Ordinary Time 04, Year A

From Vincentian Encyclopedia
He … did not spare his own son but handed him over for us all … (Rom. 8:32)

Blessed is Abraham, the father of believers, for his faith and the works of his faith, and especially for not withholding from the Lord God his beloved son Isaac (Gen. 22). Blessed also are Peter and his brother Andrew, for leaving at once their nets, and the Zebedee brothers, James and John, too, for immediately leaving their boat and father, to follow Jesus (Mt. 4:18-22). And blessed likewise is the poor widow for putting into the treasury only two small coins, but which represent her whole livelihood (Lk. 21:1-4).

Blessed is Rachel, moaning and bitterly weeping in Ramah. “She refuses to be consoled because her children are no more,” but is assured (Jer. 31:16-17):

Cease your cries of mourning, wipe the tears from your eyes. The sorrow you have shown
have its reward, says the Lord, they shall return from the enemy’s land. There is hope
for your future, says the Lord, your sons shall return to their own borders.

Blessed with Rachel are all those mourning in Zion, too, for believing that they will receive comfort from the Lord, and a diadem instead of ashes, oil of gladness in place of mourning, a glorious mantle instead of a listless spirit (Is. 61:3). Blessed as well are Martha and Mary, along with those expressing their condolences, for believing in Jesus and in the power of his love and of his pleas to God for human beings (Jn. 11:21-22, 33-36).

Blessed is Jeremiah for entrusting his cause to the Lord of hosts as he is led, like a meek lamb, to slaughter by plotters who say, “Let us destroy the tree in its vigor; let us cut him off from the land of the living, so that his name will be spoken no more,” (Jer. 11/13:19). Blessed is Stephen also.
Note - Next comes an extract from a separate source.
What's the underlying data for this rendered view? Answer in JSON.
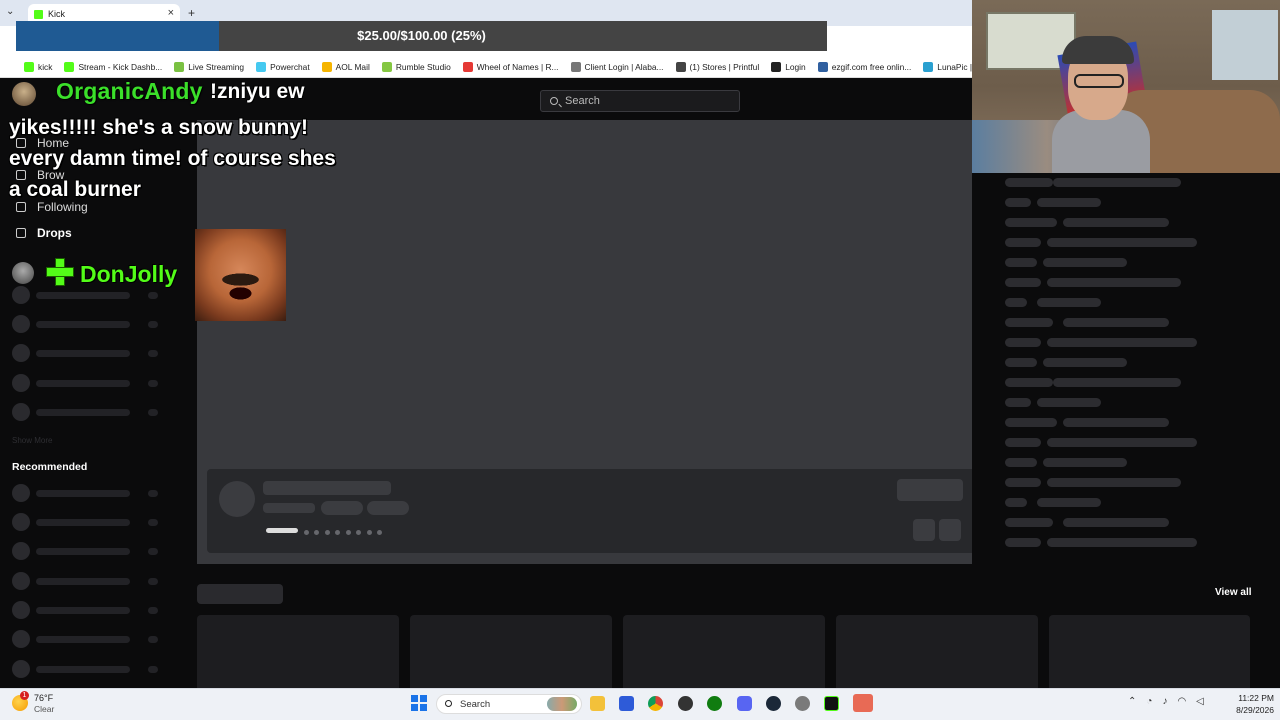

Thrown out of the city and being stoned to death, he commends himself to the Lord, saying, “Lord Jesus, receive my spirit” (Acts 7:58). Far from seeking the justice demanded by the principle of “eye for an eye and tooth for a tooth” or calling fire from heaven to consume those who are not prepared to accept God’s will (cf. Lk. 9:52-56), Stephen prays rather, “Lord, do not hold this sin against them.” For there is really no forcing God’s hand; one ought only to wait patiently for Providence’ good time, in peace, with mercy toward those who reject God’s will, without any duplicity, devoid of self-serving agenda, witnessing to the truth and righteousness of the claims of Christian faith through one’s acceptance of insult, persecution and calumny.

Blessed, in short, are all those—the genuine followers of St. Vincent de Paul included—who are wholly devoted to God and radically dependent on him, living for him and not for themselves (cf. [1]). They form part of the remnant that is humble and lowly of Zephaniah’s prophecy and are among those whose calling is not made possible either by worldly wisdom or political power or noble birth but only by God’s initiative.

God's initiative, indeed, makes possible their calling. For they are wholly devoted to God and radically dependent on him because God was wholly devoted first and was radically dependent through his son Jesus—whose love made him offer his life for his beloved and who, for their sake, was made to be sin though he did not know sin, so that they might become the righteousness of God, and became poor, although he was rich, so that by his poverty they might become rich, and not crying out, not shouting, not making his voice heard in the street, not quenching a smoldering wick (2 Cor. 5:21; 8:9; cf. 1 Jn. 4:10, 19; Is. 42:2-3).

Blessed first and foremost, therefore, is God, through whose goodness we have Jesus—the bread of life and spiritual drink for the hungry and thirsty, the unsurpassable and irrevocable blessing for the poor.